In my role as a externally hired coach, I have seen a wonderful synergy working alongside a business owner who seeks to improve employee engagement. My coaching role plays a complementary role to hers and it is encouraging to see how we work together towards the same goal of developing the staff in various areas all with the hopes of increasing their engagement and performance. After sitting in a few sessions of group coaching me with her staff, her feedback was that it was refreshing to hear insights from her staff speaking to me about things they would not be so willing to express to her and that I had asked questions she would not have thought of asking. The thing is, her staff did want her to hear these things they were saying because they were fully aware that she was in the room, and given the time, opportunity, and certainly the right questions, they freely shared what was on their minds.
In addition to that, there were issues that her staff had repeatedly complained to her about directly and indirectly that she did not have the time or energy to address. The business owner literally felt a burden being lifted off of her. I came in with fresh ears and questions for them to feel safe to air out their concerns without being worried about being judged. As coaches, you need to be able to suspend judgment so you can ask questions in broad strokes and not direct our guide your coachee’s thinking. It is not hard to imagine that suspending judgment can be a real challenge for a manager who is coaching her staff or the staff being worried about what her supervisor would think of her answer. Ultimately, this would terribly hinder the Awareness stage of the coaching conversation since it would affect how questions are asked and, therefore, the answers given.
The role clarity and distinction between leader versus coach was one of the most helpful keys to unlock obstacles against low engagement. I encouraged the business owner that she was fulfilling her role as the leader and that is what her organization needs. The staff need clear direction and strong leadership from their manager. The coach furthers that work by walking with and encouraging the staff through engaging them with good questions that help them gain more awareness of themselves and the situation.
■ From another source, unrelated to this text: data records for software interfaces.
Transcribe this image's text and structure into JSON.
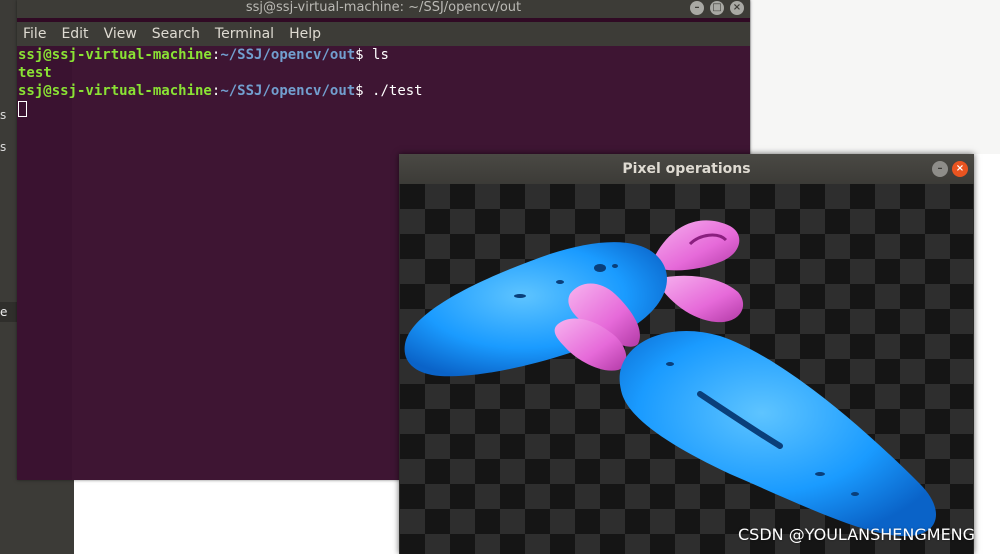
{
  "desktop": {
    "left_text_1": "s",
    "left_text_2": "s",
    "tooltip": "e"
  },
  "terminal": {
    "title": "ssj@ssj-virtual-machine: ~/SSJ/opencv/out",
    "menu": [
      "File",
      "Edit",
      "View",
      "Search",
      "Terminal",
      "Help"
    ],
    "lines": [
      {
        "user": "ssj@ssj-virtual-machine",
        "sep": ":",
        "path": "~/SSJ/opencv/out",
        "prompt": "$ ",
        "cmd": "ls"
      },
      {
        "output": "test"
      },
      {
        "user": "ssj@ssj-virtual-machine",
        "sep": ":",
        "path": "~/SSJ/opencv/out",
        "prompt": "$ ",
        "cmd": "./test"
      }
    ]
  },
  "image_window": {
    "title": "Pixel operations",
    "minimize_glyph": "–",
    "close_glyph": "×",
    "content": "carrot-image"
  },
  "watermark": "CSDN @YOULANSHENGMENG",
  "colors": {
    "terminal_bg": "#3e1533",
    "prompt_user": "#8ae234",
    "prompt_path": "#729fcf",
    "carrot_body": "#1a9bff",
    "carrot_leaves": "#e66ad9",
    "close_button": "#e95420"
  }
}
Are you a manager who coaches? What has been your biggest challenge in coaching your staff and how do you overcome them?